* WORK REQUIRED *
What you print must match the data line for line.

──────── SUPPLIED INFORMATION

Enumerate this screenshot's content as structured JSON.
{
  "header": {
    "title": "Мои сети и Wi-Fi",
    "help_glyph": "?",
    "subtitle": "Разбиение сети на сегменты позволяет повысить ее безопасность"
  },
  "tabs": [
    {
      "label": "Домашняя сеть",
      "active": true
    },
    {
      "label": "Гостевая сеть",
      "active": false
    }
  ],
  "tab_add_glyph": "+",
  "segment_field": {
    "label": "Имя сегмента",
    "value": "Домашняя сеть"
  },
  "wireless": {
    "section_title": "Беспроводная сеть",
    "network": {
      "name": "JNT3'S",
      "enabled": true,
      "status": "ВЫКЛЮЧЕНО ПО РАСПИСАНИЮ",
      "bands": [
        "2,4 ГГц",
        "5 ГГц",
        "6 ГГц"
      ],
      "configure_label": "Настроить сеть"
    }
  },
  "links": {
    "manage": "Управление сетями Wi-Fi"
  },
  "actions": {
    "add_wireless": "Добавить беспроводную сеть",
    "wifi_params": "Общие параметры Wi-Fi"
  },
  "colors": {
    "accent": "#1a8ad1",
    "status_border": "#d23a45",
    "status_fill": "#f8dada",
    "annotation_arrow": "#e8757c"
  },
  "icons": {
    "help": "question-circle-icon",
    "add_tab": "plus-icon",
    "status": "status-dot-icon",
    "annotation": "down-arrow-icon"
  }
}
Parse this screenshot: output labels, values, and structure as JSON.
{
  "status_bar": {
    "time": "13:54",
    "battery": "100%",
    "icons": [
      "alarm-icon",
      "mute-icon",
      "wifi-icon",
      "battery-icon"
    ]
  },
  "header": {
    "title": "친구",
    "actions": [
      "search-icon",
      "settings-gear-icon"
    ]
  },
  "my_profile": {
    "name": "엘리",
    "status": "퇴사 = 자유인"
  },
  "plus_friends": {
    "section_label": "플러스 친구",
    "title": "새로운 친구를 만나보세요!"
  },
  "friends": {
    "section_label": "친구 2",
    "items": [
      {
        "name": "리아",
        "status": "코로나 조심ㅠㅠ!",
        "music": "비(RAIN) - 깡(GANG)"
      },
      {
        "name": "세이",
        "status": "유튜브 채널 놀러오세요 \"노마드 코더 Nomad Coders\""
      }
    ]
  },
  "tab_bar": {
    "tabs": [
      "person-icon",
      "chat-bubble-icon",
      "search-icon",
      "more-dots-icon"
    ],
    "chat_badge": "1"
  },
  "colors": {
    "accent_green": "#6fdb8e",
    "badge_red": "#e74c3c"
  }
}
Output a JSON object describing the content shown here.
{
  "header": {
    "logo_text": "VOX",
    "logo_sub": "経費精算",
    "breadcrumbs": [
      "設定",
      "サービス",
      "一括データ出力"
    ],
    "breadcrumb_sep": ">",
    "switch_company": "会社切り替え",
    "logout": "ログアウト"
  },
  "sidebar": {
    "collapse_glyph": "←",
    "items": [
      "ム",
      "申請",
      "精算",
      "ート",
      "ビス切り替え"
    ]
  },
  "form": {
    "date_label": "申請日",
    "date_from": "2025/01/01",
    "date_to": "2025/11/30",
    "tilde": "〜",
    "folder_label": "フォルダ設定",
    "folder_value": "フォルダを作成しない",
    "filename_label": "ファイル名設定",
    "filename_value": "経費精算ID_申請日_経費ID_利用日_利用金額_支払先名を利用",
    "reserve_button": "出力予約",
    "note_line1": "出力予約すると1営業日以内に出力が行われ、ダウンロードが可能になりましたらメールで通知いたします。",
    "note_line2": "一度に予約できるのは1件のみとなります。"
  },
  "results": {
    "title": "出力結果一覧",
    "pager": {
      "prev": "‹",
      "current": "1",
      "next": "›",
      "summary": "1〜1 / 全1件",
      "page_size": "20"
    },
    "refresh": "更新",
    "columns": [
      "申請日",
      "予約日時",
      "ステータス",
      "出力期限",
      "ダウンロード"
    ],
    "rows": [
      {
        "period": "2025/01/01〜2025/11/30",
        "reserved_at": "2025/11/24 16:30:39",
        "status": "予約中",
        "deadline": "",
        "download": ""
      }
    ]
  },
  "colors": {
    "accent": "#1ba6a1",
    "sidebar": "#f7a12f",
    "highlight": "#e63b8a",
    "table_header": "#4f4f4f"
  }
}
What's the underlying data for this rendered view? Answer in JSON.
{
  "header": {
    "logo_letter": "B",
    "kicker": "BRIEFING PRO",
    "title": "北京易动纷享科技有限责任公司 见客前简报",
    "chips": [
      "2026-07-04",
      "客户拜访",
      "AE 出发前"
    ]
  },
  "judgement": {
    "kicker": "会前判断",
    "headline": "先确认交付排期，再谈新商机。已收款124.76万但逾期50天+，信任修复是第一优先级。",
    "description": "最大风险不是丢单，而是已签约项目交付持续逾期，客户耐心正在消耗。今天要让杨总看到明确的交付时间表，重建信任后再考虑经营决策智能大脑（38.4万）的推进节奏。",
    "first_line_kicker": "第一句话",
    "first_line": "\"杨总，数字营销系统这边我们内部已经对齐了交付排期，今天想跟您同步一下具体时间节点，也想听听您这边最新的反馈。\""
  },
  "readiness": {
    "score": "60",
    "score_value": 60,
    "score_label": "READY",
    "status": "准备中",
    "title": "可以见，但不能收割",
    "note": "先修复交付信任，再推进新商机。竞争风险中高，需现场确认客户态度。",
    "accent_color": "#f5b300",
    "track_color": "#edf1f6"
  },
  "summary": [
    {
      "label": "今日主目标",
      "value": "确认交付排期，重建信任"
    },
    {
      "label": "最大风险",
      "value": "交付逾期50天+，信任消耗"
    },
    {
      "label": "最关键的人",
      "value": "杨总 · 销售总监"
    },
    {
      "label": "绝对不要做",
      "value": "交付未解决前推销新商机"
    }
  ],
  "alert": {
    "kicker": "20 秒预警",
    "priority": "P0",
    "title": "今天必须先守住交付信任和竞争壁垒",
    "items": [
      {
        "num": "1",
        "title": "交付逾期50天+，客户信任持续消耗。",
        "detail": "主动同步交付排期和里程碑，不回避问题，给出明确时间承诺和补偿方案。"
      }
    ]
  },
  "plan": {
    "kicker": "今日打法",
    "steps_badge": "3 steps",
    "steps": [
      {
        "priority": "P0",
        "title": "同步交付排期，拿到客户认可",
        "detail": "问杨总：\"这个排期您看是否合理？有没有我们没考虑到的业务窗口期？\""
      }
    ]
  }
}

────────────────

* SOLUTION *
Enumerate this screenshot's content as structured JSON.
{
  "header": {
    "title": "Мои сети и Wi-Fi",
    "help_glyph": "?",
    "subtitle": "Разбиение сети на сегменты позволяет повысить ее безопасность"
  },
  "tabs": [
    {
      "label": "Домашняя сеть",
      "active": true
    },
    {
      "label": "Гостевая сеть",
      "active": false
    }
  ],
  "tab_add_glyph": "+",
  "segment_field": {
    "label": "Имя сегмента",
    "value": "Домашняя сеть"
  },
  "wireless": {
    "section_title": "Беспроводная сеть",
    "network": {
      "name": "JNT3'S",
      "enabled": true,
      "status": "ВЫКЛЮЧЕНО ПО РАСПИСАНИЮ",
      "bands": [
        "2,4 ГГц",
        "5 ГГц",
        "6 ГГц"
      ],
      "configure_label": "Настроить сеть"
    }
  },
  "links": {
    "manage": "Управление сетями Wi-Fi"
  },
  "actions": {
    "add_wireless": "Добавить беспроводную сеть",
    "wifi_params": "Общие параметры Wi-Fi"
  },
  "colors": {
    "accent": "#1a8ad1",
    "status_border": "#d23a45",
    "status_fill": "#f8dada",
    "annotation_arrow": "#e8757c"
  },
  "icons": {
    "help": "question-circle-icon",
    "add_tab": "plus-icon",
    "status": "status-dot-icon",
    "annotation": "down-arrow-icon"
  }
}
Parse this screenshot: output labels, values, and structure as JSON.
{
  "status_bar": {
    "time": "13:54",
    "battery": "100%",
    "icons": [
      "alarm-icon",
      "mute-icon",
      "wifi-icon",
      "battery-icon"
    ]
  },
  "header": {
    "title": "친구",
    "actions": [
      "search-icon",
      "settings-gear-icon"
    ]
  },
  "my_profile": {
    "name": "엘리",
    "status": "퇴사 = 자유인"
  },
  "plus_friends": {
    "section_label": "플러스 친구",
    "title": "새로운 친구를 만나보세요!"
  },
  "friends": {
    "section_label": "친구 2",
    "items": [
      {
        "name": "리아",
        "status": "코로나 조심ㅠㅠ!",
        "music": "비(RAIN) - 깡(GANG)"
      },
      {
        "name": "세이",
        "status": "유튜브 채널 놀러오세요 \"노마드 코더 Nomad Coders\""
      }
    ]
  },
  "tab_bar": {
    "tabs": [
      "person-icon",
      "chat-bubble-icon",
      "search-icon",
      "more-dots-icon"
    ],
    "chat_badge": "1"
  },
  "colors": {
    "accent_green": "#6fdb8e",
    "badge_red": "#e74c3c"
  }
}
Output a JSON object describing the content shown here.
{
  "header": {
    "logo_text": "VOX",
    "logo_sub": "経費精算",
    "breadcrumbs": [
      "設定",
      "サービス",
      "一括データ出力"
    ],
    "breadcrumb_sep": ">",
    "switch_company": "会社切り替え",
    "logout": "ログアウト"
  },
  "sidebar": {
    "collapse_glyph": "←",
    "items": [
      "ム",
      "申請",
      "精算",
      "ート",
      "ビス切り替え"
    ]
  },
  "form": {
    "date_label": "申請日",
    "date_from": "2025/01/01",
    "date_to": "2025/11/30",
    "tilde": "〜",
    "folder_label": "フォルダ設定",
    "folder_value": "フォルダを作成しない",
    "filename_label": "ファイル名設定",
    "filename_value": "経費精算ID_申請日_経費ID_利用日_利用金額_支払先名を利用",
    "reserve_button": "出力予約",
    "note_line1": "出力予約すると1営業日以内に出力が行われ、ダウンロードが可能になりましたらメールで通知いたします。",
    "note_line2": "一度に予約できるのは1件のみとなります。"
  },
  "results": {
    "title": "出力結果一覧",
    "pager": {
      "prev": "‹",
      "current": "1",
      "next": "›",
      "summary": "1〜1 / 全1件",
      "page_size": "20"
    },
    "refresh": "更新",
    "columns": [
      "申請日",
      "予約日時",
      "ステータス",
      "出力期限",
      "ダウンロード"
    ],
    "rows": [
      {
        "period": "2025/01/01〜2025/11/30",
        "reserved_at": "2025/11/24 16:30:39",
        "status": "予約中",
        "deadline": "",
        "download": ""
      }
    ]
  },
  "colors": {
    "accent": "#1ba6a1",
    "sidebar": "#f7a12f",
    "highlight": "#e63b8a",
    "table_header": "#4f4f4f"
  }
}
What's the underlying data for this rendered view? Answer in JSON.
{
  "header": {
    "logo_letter": "B",
    "kicker": "BRIEFING PRO",
    "title": "北京易动纷享科技有限责任公司 见客前简报",
    "chips": [
      "2026-07-04",
      "客户拜访",
      "AE 出发前"
    ]
  },
  "judgement": {
    "kicker": "会前判断",
    "headline": "先确认交付排期，再谈新商机。已收款124.76万但逾期50天+，信任修复是第一优先级。",
    "description": "最大风险不是丢单，而是已签约项目交付持续逾期，客户耐心正在消耗。今天要让杨总看到明确的交付时间表，重建信任后再考虑经营决策智能大脑（38.4万）的推进节奏。",
    "first_line_kicker": "第一句话",
    "first_line": "\"杨总，数字营销系统这边我们内部已经对齐了交付排期，今天想跟您同步一下具体时间节点，也想听听您这边最新的反馈。\""
  },
  "readiness": {
    "score": "60",
    "score_value": 60,
    "score_label": "READY",
    "status": "准备中",
    "title": "可以见，但不能收割",
    "note": "先修复交付信任，再推进新商机。竞争风险中高，需现场确认客户态度。",
    "accent_color": "#f5b300",
    "track_color": "#edf1f6"
  },
  "summary": [
    {
      "label": "今日主目标",
      "value": "确认交付排期，重建信任"
    },
    {
      "label": "最大风险",
      "value": "交付逾期50天+，信任消耗"
    },
    {
      "label": "最关键的人",
      "value": "杨总 · 销售总监"
    },
    {
      "label": "绝对不要做",
      "value": "交付未解决前推销新商机"
    }
  ],
  "alert": {
    "kicker": "20 秒预警",
    "priority": "P0",
    "title": "今天必须先守住交付信任和竞争壁垒",
    "items": [
      {
        "num": "1",
        "title": "交付逾期50天+，客户信任持续消耗。",
        "detail": "主动同步交付排期和里程碑，不回避问题，给出明确时间承诺和补偿方案。"
      }
    ]
  },
  "plan": {
    "kicker": "今日打法",
    "steps_badge": "3 steps",
    "steps": [
      {
        "priority": "P0",
        "title": "同步交付排期，拿到客户认可",
        "detail": "问杨总：\"这个排期您看是否合理？有没有我们没考虑到的业务窗口期？\""
      }
    ]
  }
}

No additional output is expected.